Case study

Virtual reality
testing of new
transport
infrastructure

We have partnered with transport consultancy ITP to explore how virtual reality (VR) tools can be used to help people visualise the future of transport development schemes through a more immersive experience.

Being sustainable for the future 

The role of transport in our towns and cities is changing . There is a greater focus on creating sustainable places where people can walk, cycle and use public transport for their everyday journeys. This, in turn, creates cleaner, healthier and more economically resilient cities through reduced congestion and better quality of life.

Over the last 50 years, ‘predict and provide’ methods have been predominantly used to forecast highway capacity requirements associated with new developments. This has resulted in more roads being created, often at the detriment to pedestrians, cyclists and public transport users. This, in turn, has fuelled the demand for more travel by car, and worsened congestion.

There is now a consensus that this has to change – with a new focus on planning places for people and not cars. This new approach is becoming known as ‘vision and validate’. It places greater emphasis on towns and cities defining what they want their future to look like and then developing a long-term transport plan to deliver that vision.

ITP (Integrated Transport Planning) is an award-winning sustainable transport consultancy. They have been at the forefront of industry thinking with regard to this new way of doing things. They have identified that a barrier to widescale adoption of this new ‘vision and validate’ approach to transport planning is the lack of any tools that help to assess and visualise what that future might look like on any particular street. This is essential if we are to get people to ‘buy-in’ to a new vision for their area – a vision that in some cases may radically change the streetscape, with much more space allocated for people.

black and blue logo

Working with ITP

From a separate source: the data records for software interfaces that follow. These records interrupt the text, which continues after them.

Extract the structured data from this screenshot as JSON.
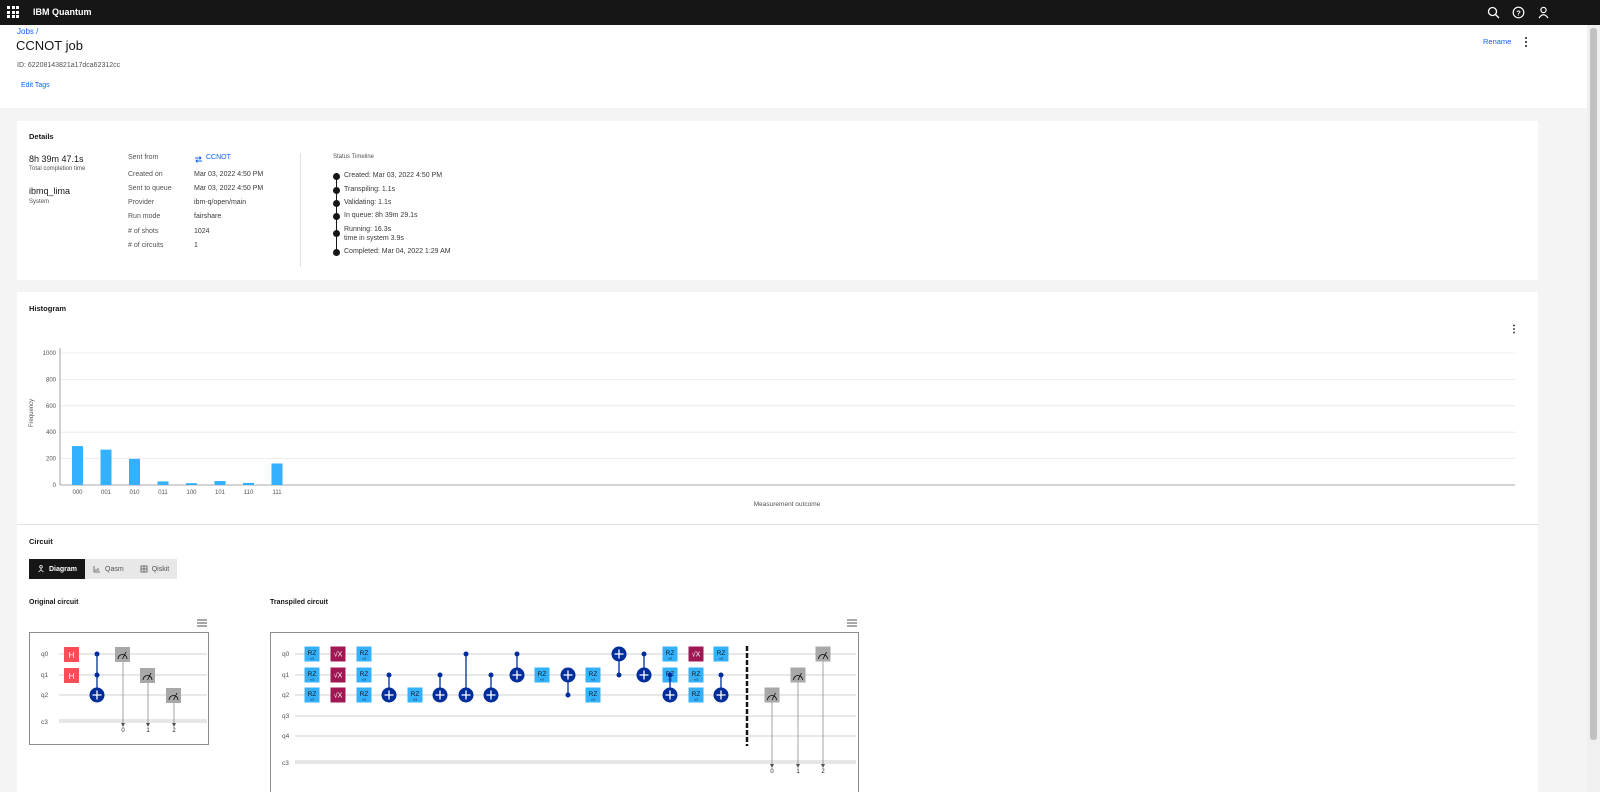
{
  "topbar": {
    "brand": "IBM Quantum",
    "icons": [
      "app-switcher-icon",
      "search-icon",
      "help-icon",
      "user-icon"
    ]
  },
  "header": {
    "breadcrumb": "Jobs /",
    "title": "CCNOT job",
    "job_id": "ID: 62208143821a17dca62312cc",
    "edit_tags": "Edit Tags",
    "rename": "Rename"
  },
  "details": {
    "title": "Details",
    "total_time": "8h 39m 47.1s",
    "total_time_label": "Total completion time",
    "system": "ibmq_lima",
    "system_label": "System",
    "rows": [
      {
        "label": "Sent from",
        "value": "CCNOT"
      },
      {
        "label": "Created on",
        "value": "Mar 03, 2022 4:50 PM"
      },
      {
        "label": "Sent to queue",
        "value": "Mar 03, 2022 4:50 PM"
      },
      {
        "label": "Provider",
        "value": "ibm-q/open/main"
      },
      {
        "label": "Run mode",
        "value": "fairshare"
      },
      {
        "label": "# of shots",
        "value": "1024"
      },
      {
        "label": "# of circuits",
        "value": "1"
      }
    ],
    "timeline_title": "Status Timeline",
    "timeline": [
      {
        "text": "Created: Mar 03, 2022 4:50 PM"
      },
      {
        "text": "Transpiling: 1.1s"
      },
      {
        "text": "Validating: 1.1s"
      },
      {
        "text": "In queue: 8h 39m 29.1s"
      },
      {
        "text": "Running: 16.3s",
        "sub": "time in system 3.9s"
      },
      {
        "text": "Completed: Mar 04, 2022 1:29 AM"
      }
    ]
  },
  "histogram": {
    "title": "Histogram",
    "accent": "#33b1ff"
  },
  "chart_data": {
    "type": "bar",
    "categories": [
      "000",
      "001",
      "010",
      "011",
      "100",
      "101",
      "110",
      "111"
    ],
    "values": [
      295,
      268,
      198,
      27,
      14,
      30,
      16,
      163
    ],
    "xlabel": "Measurement outcome",
    "ylabel": "Frequency",
    "ylim": [
      0,
      1000
    ],
    "yticks": [
      0,
      200,
      400,
      600,
      800,
      1000
    ],
    "grid": true
  },
  "circuit": {
    "title": "Circuit",
    "tabs": [
      {
        "label": "Diagram",
        "active": true,
        "icon": "diagram-icon"
      },
      {
        "label": "Qasm",
        "active": false,
        "icon": "chart-icon"
      },
      {
        "label": "Qiskit",
        "active": false,
        "icon": "table-icon"
      }
    ],
    "original_title": "Original circuit",
    "transpiled_title": "Transpiled circuit",
    "gate_colors": {
      "h": "#fa4d56",
      "rz": "#33b1ff",
      "sx": "#9f1853",
      "cx": "#002d9c",
      "measure": "#a8a8a8"
    },
    "original_qubits": [
      "q0",
      "q1",
      "q2"
    ],
    "transpiled_qubits": [
      "q0",
      "q1",
      "q2",
      "q3",
      "q4"
    ],
    "classical_label": "c3",
    "classical_bits": [
      "0",
      "1",
      "2"
    ],
    "rz_label": "RZ",
    "rz_param": "π/2",
    "h_label": "H",
    "sx_label": "√X"
  }
}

We have partnered with ITP via the Catalysing Growth Through Research For Transport Equipment Manufacturing project. The research was part-funded by the European Regional Development Fund. The project set out to explore how VR tools could be used to help transform 2D technical drawings into meaningful visions of the future that local people could fully understand through a more immersive experience.

We have particular expertise in engineering simulations and VR technologies. We were able to provide funded technical support and work with ITP to take a conventional CAD (computer-aided design) drawing of a proposed highway-improvement scheme and bring it to life in a virtual world. This VR environment enabled stakeholders to immerse themselves in the proposed scheme. They were able to gain a full appreciation of the proposals and make a more informed decision about whether to support them.

The VR demonstrator was then tested with a collection of ITP clients and collaborators to seek their view on whether it affected their perceptions of the proposed scheme. Qualitative feedback confirmed the power of VR in helping to influence people’s decision making. The immersive experience provided a more meaningful understanding of the proposals compared with conventional technical drawings.

The pilot

The pilot was a great success, with the key outcomes being:

The joint research team are now seeking future opportunities to collaborate on VR applications. This includes developing new techniques to improve the way we model the behavioural response to walking, cycling and other public transport improvement schemes.

Contact our joint research team to find out more:

ITP: Jon Parker - Managing Director

T: +44 (0)115 988 6904

E: parker@itpworld.net

University of Derby:  Ana-Maria Stevenson - Business Engagement Manager

T: +44 (0)1332 597967

E: a.stevenson@derby.ac.uk